The Pakatan Harapan leader says discussions would not mean making peace, only working together for the good of the country.

Staff Writers
2 minute read
PKR president Anwar Ibrahim.
PKR president Anwar Ibrahim.

Pakatan Harapan (PH) leader Anwar Ibrahim has indicated that talks with Bersatu may still be possible despite objections from fellow PH leaders who say that any discussions for a so-called “big tent” approach to the general election should not take into consideration parties from Barisan Nasional (BN) or Perikatan Nasional (PN).

Speaking in an interview with Malaysiakini, the PKR president said that as political leaders, it would not be right to stop people from negotiating.

“For example, if the prime minister asked to meet tomorrow, I would reschedule my appointments and make time to see him although politically, we are enemies,” he told the portal.

“But that does not mean we are making peace, it just means that we are working together for the rakyat, for the country.”

Yesterday, Amanah president Mohamad Sabu said the “big tent” approach should not include alliances or cooperation with parties in the government, whether Umno, Bersatu or PAS.

“There is no way that PH will work with traitors who have clearly betrayed the trust and mandate of the people,” he said.

Describing these “traitors” as those who had jumped ship to Bersatu and PN, he said it would however be “irrational” to similarly label other parties such as Pejuang, Warisan and Muda “because of the betrayals of Mahiaddin and Bersatu”.

DAP chairman Lim Guan Eng meanwhile said at the party’s national congress last month that there could be no cooperation with those who had betrayed the party and its struggle.

“If we are stabbed in the back once, shame on them,” he said. “If we allow them to stab us in the back a second time, shame on us.”

In his interview, however, Anwar spoke of the importance of being “ready to discuss”.

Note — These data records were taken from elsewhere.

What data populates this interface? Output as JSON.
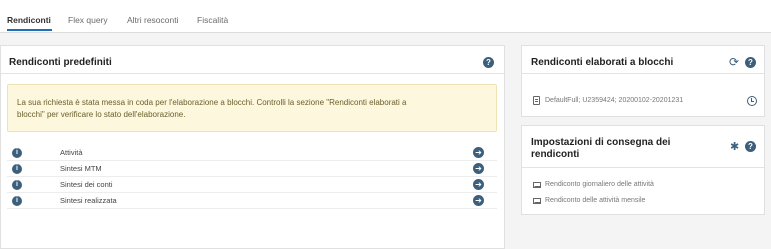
{
  "tabs": [
    {
      "label": "Rendiconti",
      "active": true
    },
    {
      "label": "Flex query",
      "active": false
    },
    {
      "label": "Altri resoconti",
      "active": false
    },
    {
      "label": "Fiscalità",
      "active": false
    }
  ],
  "predefined": {
    "title": "Rendiconti predefiniti",
    "alert_line1": "La sua richiesta è stata messa in coda per l'elaborazione a blocchi. Controlli la sezione \"Rendiconti elaborati a",
    "alert_line2": "blocchi\" per verificare lo stato dell'elaborazione.",
    "rows": [
      {
        "label": "Attività"
      },
      {
        "label": "Sintesi MTM"
      },
      {
        "label": "Sintesi dei conti"
      },
      {
        "label": "Sintesi realizzata"
      }
    ]
  },
  "batch": {
    "title": "Rendiconti elaborati a blocchi",
    "entry": "DefaultFull; U2359424; 20200102-20201231"
  },
  "delivery": {
    "title_line1": "Impostazioni di consegna dei",
    "title_line2": "rendiconti",
    "items": [
      {
        "label": "Rendiconto giornaliero delle attività"
      },
      {
        "label": "Rendiconto delle attività mensile"
      }
    ]
  },
  "icons": {
    "help": "?",
    "info": "i",
    "arrow": "➔",
    "refresh": "⟳",
    "gear": "✱"
  },
  "colors": {
    "accent": "#1f6fb5",
    "icon": "#3b5f7d",
    "alert_bg": "#fcf7dd"
  }
}
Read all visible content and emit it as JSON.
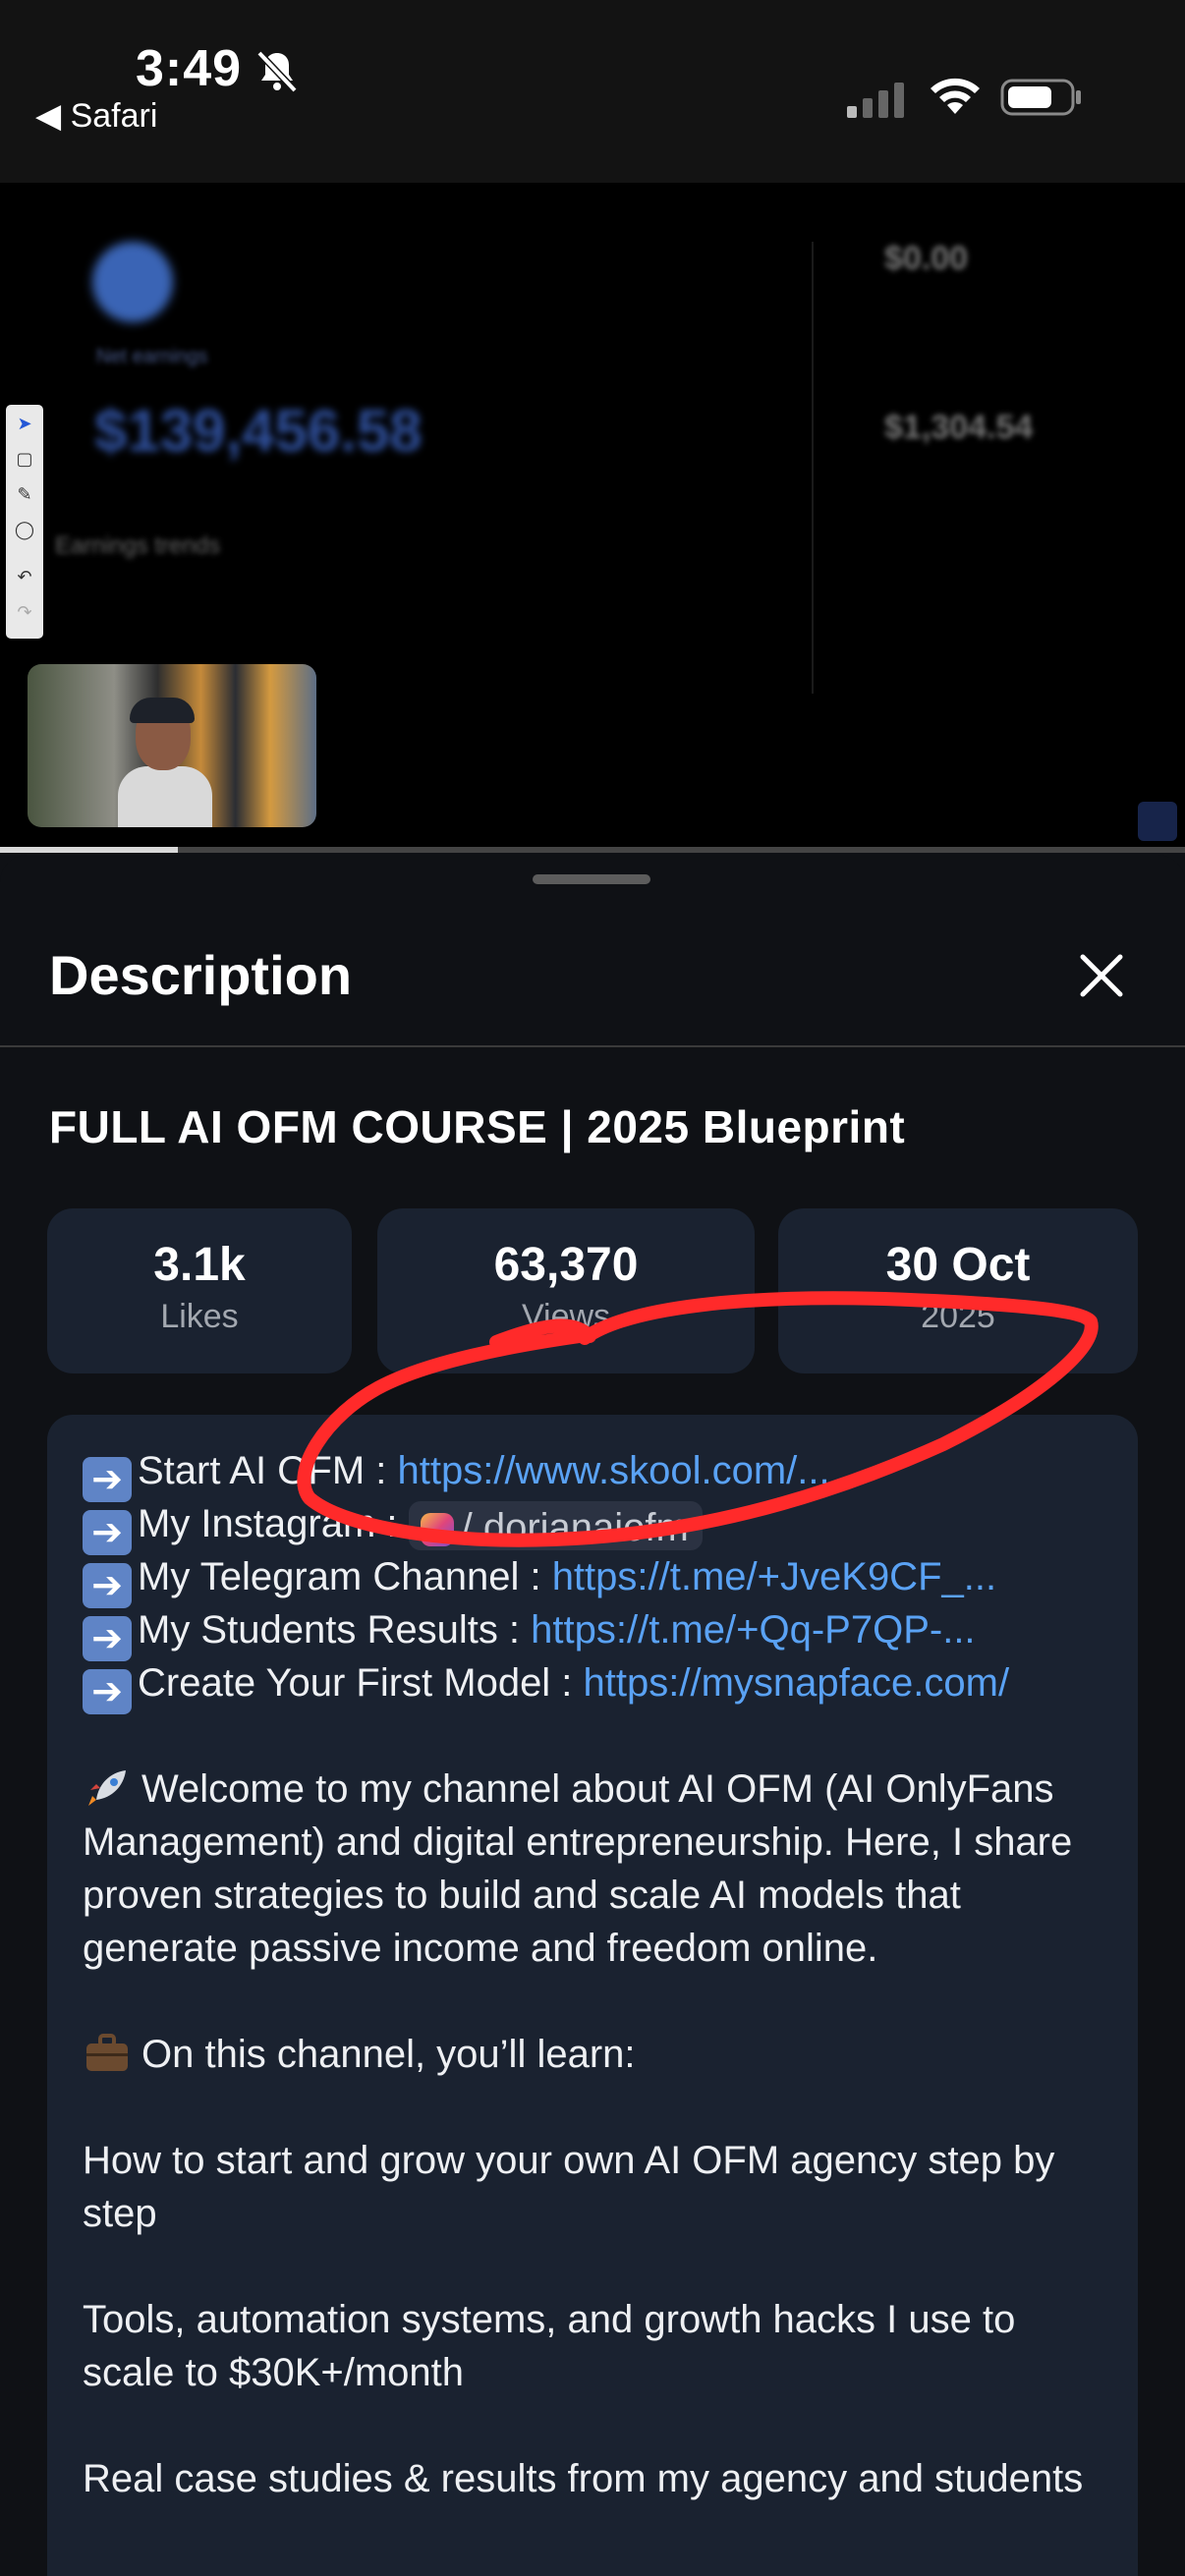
{
  "status_bar": {
    "time": "3:49",
    "back_app": "◀ Safari"
  },
  "video": {
    "blurred_earnings": "$139,456.58",
    "blurred_right_top": "$0.00",
    "blurred_right_mid": "$1,304.54",
    "blurred_label": "Earnings trends",
    "progress_fraction": 0.15
  },
  "sheet": {
    "title": "Description",
    "video_title": "FULL AI OFM COURSE | 2025 Blueprint",
    "stats": {
      "likes_value": "3.1k",
      "likes_label": "Likes",
      "views_value": "63,370",
      "views_label": "Views",
      "date_value": "30 Oct",
      "date_label": "2025"
    },
    "links": [
      {
        "label": "Start AI OFM : ",
        "url": "https://www.skool.com/..."
      },
      {
        "label": "My Instagram : ",
        "handle": "/ dorianaiofm"
      },
      {
        "label": "My Telegram Channel : ",
        "url": "https://t.me/+JveK9CF_..."
      },
      {
        "label": "My Students Results : ",
        "url": "https://t.me/+Qq-P7QP-..."
      },
      {
        "label": "Create Your First Model : ",
        "url": "https://mysnapface.com/"
      }
    ],
    "intro": "Welcome to my channel about AI OFM (AI OnlyFans Management) and digital entrepreneurship. Here, I share proven strategies to build and scale AI models that generate passive income and freedom online.",
    "learn_heading": "On this channel, you’ll learn:",
    "learn_1": "How to start and grow your own AI OFM agency step by step",
    "learn_2": "Tools, automation systems, and growth hacks I use to scale to $30K+/month",
    "learn_3": "Real case studies & results from my agency and students"
  },
  "colors": {
    "link": "#5aa2f4",
    "annotation": "#ff2a2a",
    "card": "#1a2230"
  },
  "icons": [
    "bell-muted-icon",
    "signal-icon",
    "wifi-icon",
    "battery-icon",
    "close-icon",
    "arrow-right-icon",
    "instagram-icon",
    "rocket-icon",
    "briefcase-icon"
  ]
}
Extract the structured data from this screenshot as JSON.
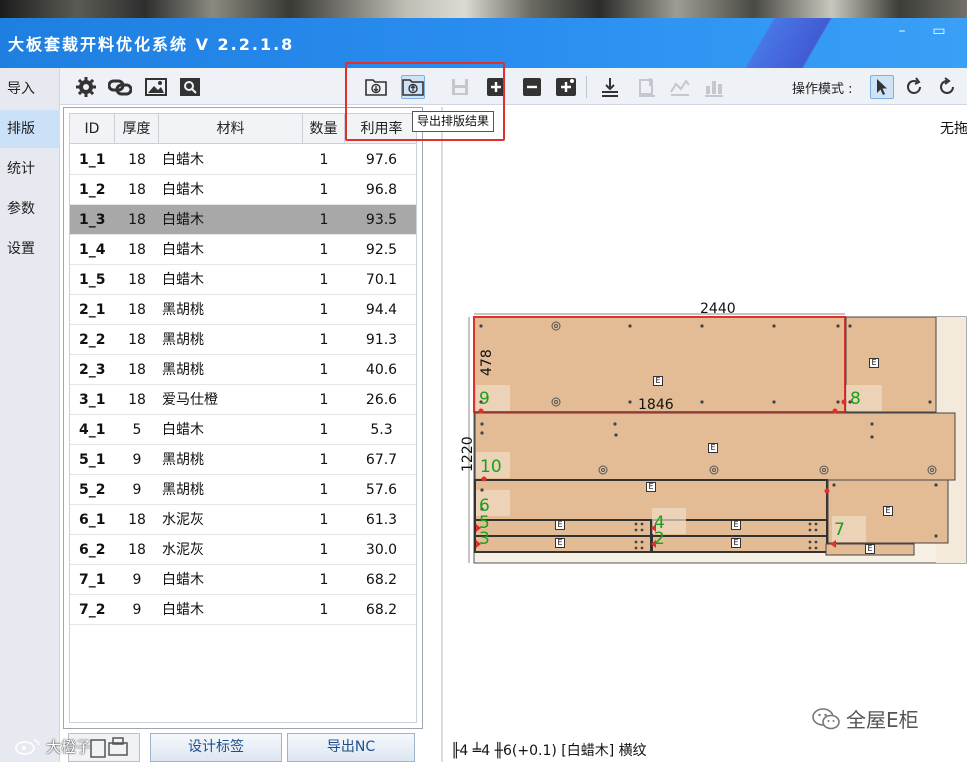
{
  "window": {
    "title": "大板套裁开料优化系统 V 2.2.1.8",
    "minimize_symbol": "–",
    "maximize_symbol": "▭"
  },
  "nav": {
    "items": [
      {
        "label": "导入"
      },
      {
        "label": "排版",
        "active": true
      },
      {
        "label": "统计"
      },
      {
        "label": "参数"
      },
      {
        "label": "设置"
      }
    ]
  },
  "toolbar": {
    "icons": [
      "gear-icon",
      "link-chain-icon",
      "image-icon",
      "search-image-icon",
      "import-layout-icon",
      "export-layout-icon",
      "save-icon",
      "add-icon",
      "remove-icon",
      "add-plus-icon",
      "download-icon",
      "cut-tool-icon",
      "chart-icon",
      "bar-chart-icon"
    ],
    "operation_mode_label": "操作模式 :",
    "tooltip": "导出排版结果",
    "mode_icons": [
      "pointer-icon",
      "rotate-icon",
      "refresh-icon"
    ]
  },
  "list": {
    "columns": [
      "ID",
      "厚度",
      "材料",
      "数量",
      "利用率"
    ],
    "rows": [
      {
        "id": "1_1",
        "thickness": "18",
        "material": "白蜡木",
        "qty": "1",
        "rate": "97.6"
      },
      {
        "id": "1_2",
        "thickness": "18",
        "material": "白蜡木",
        "qty": "1",
        "rate": "96.8"
      },
      {
        "id": "1_3",
        "thickness": "18",
        "material": "白蜡木",
        "qty": "1",
        "rate": "93.5",
        "selected": true
      },
      {
        "id": "1_4",
        "thickness": "18",
        "material": "白蜡木",
        "qty": "1",
        "rate": "92.5"
      },
      {
        "id": "1_5",
        "thickness": "18",
        "material": "白蜡木",
        "qty": "1",
        "rate": "70.1"
      },
      {
        "id": "2_1",
        "thickness": "18",
        "material": "黑胡桃",
        "qty": "1",
        "rate": "94.4"
      },
      {
        "id": "2_2",
        "thickness": "18",
        "material": "黑胡桃",
        "qty": "1",
        "rate": "91.3"
      },
      {
        "id": "2_3",
        "thickness": "18",
        "material": "黑胡桃",
        "qty": "1",
        "rate": "40.6"
      },
      {
        "id": "3_1",
        "thickness": "18",
        "material": "爱马仕橙",
        "qty": "1",
        "rate": "26.6"
      },
      {
        "id": "4_1",
        "thickness": "5",
        "material": "白蜡木",
        "qty": "1",
        "rate": "5.3"
      },
      {
        "id": "5_1",
        "thickness": "9",
        "material": "黑胡桃",
        "qty": "1",
        "rate": "67.7"
      },
      {
        "id": "5_2",
        "thickness": "9",
        "material": "黑胡桃",
        "qty": "1",
        "rate": "57.6"
      },
      {
        "id": "6_1",
        "thickness": "18",
        "material": "水泥灰",
        "qty": "1",
        "rate": "61.3"
      },
      {
        "id": "6_2",
        "thickness": "18",
        "material": "水泥灰",
        "qty": "1",
        "rate": "30.0"
      },
      {
        "id": "7_1",
        "thickness": "9",
        "material": "白蜡木",
        "qty": "1",
        "rate": "68.2"
      },
      {
        "id": "7_2",
        "thickness": "9",
        "material": "白蜡木",
        "qty": "1",
        "rate": "68.2"
      }
    ]
  },
  "buttons": {
    "design_label": "设计标签",
    "export_nc": "导出NC"
  },
  "canvas": {
    "top_right_text": "无拖",
    "board_width_label": "2440",
    "board_height_label": "1220",
    "piece_height_label": "478",
    "piece_width_label": "1846",
    "piece_numbers": [
      "9",
      "8",
      "10",
      "6",
      "5",
      "4",
      "7",
      "3",
      "2"
    ],
    "piece_marker": "E",
    "status": "╟4 ╧4 ╫6(+0.1)  [白蜡木] 横纹"
  },
  "watermark": {
    "right": "全屋E柜",
    "left": "大橙子"
  },
  "colors": {
    "titlebar": "#2a8ef0",
    "board": "#e3bc95",
    "board_border": "#333333",
    "selected_piece": "#e0302c",
    "piece_number": "#1aa01a",
    "highlight": "#e0302c"
  }
}
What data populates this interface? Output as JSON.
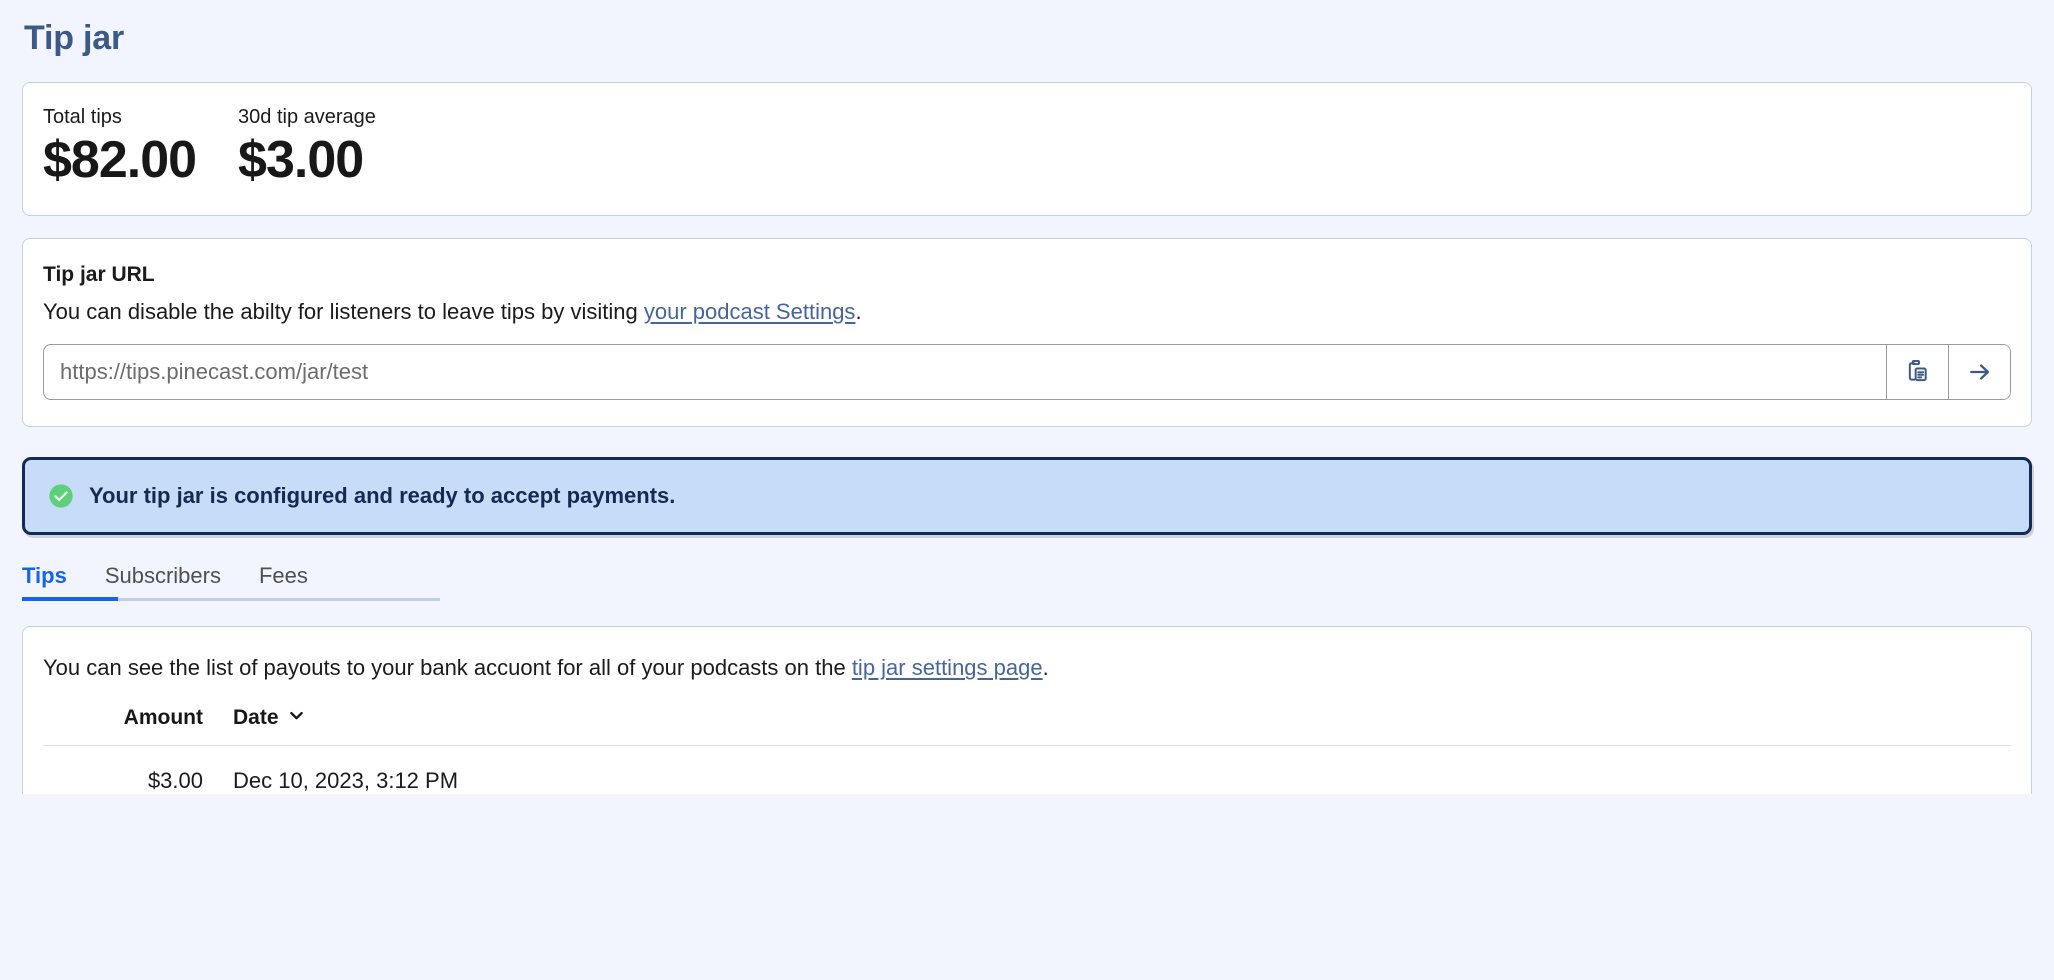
{
  "page": {
    "title": "Tip jar"
  },
  "stats": {
    "items": [
      {
        "label": "Total tips",
        "value": "$82.00"
      },
      {
        "label": "30d tip average",
        "value": "$3.00"
      }
    ]
  },
  "url_card": {
    "title": "Tip jar URL",
    "desc_before": "You can disable the abilty for listeners to leave tips by visiting ",
    "desc_link": "your podcast Settings",
    "desc_after": ".",
    "input_value": "https://tips.pinecast.com/jar/test",
    "input_placeholder": "https://tips.pinecast.com/jar/test",
    "copy_icon": "clipboard-copy-icon",
    "go_icon": "arrow-right-icon"
  },
  "banner": {
    "icon": "check-circle-icon",
    "text": "Your tip jar is configured and ready to accept payments.",
    "bg_color": "#c7dcf8",
    "border_color": "#122a54",
    "icon_color": "#5ed07a"
  },
  "tabs": {
    "items": [
      {
        "label": "Tips",
        "active": true
      },
      {
        "label": "Subscribers",
        "active": false
      },
      {
        "label": "Fees",
        "active": false
      }
    ],
    "active_color": "#1464ef"
  },
  "payouts": {
    "desc_before": "You can see the list of payouts to your bank accuont for all of your podcasts on the ",
    "desc_link": "tip jar settings page",
    "desc_after": ".",
    "columns": [
      {
        "key": "amount",
        "label": "Amount"
      },
      {
        "key": "date",
        "label": "Date",
        "sort_icon": "chevron-down-icon"
      }
    ],
    "rows": [
      {
        "amount": "$3.00",
        "date": "Dec 10, 2023, 3:12 PM"
      }
    ]
  }
}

“If it is for the good, I believe that as prominent leaders we must be ready to avoid being seen as a leader who is confined by narrow-minded partisan politics, but instead as someone who has strong principles but is ready to discuss,” he said.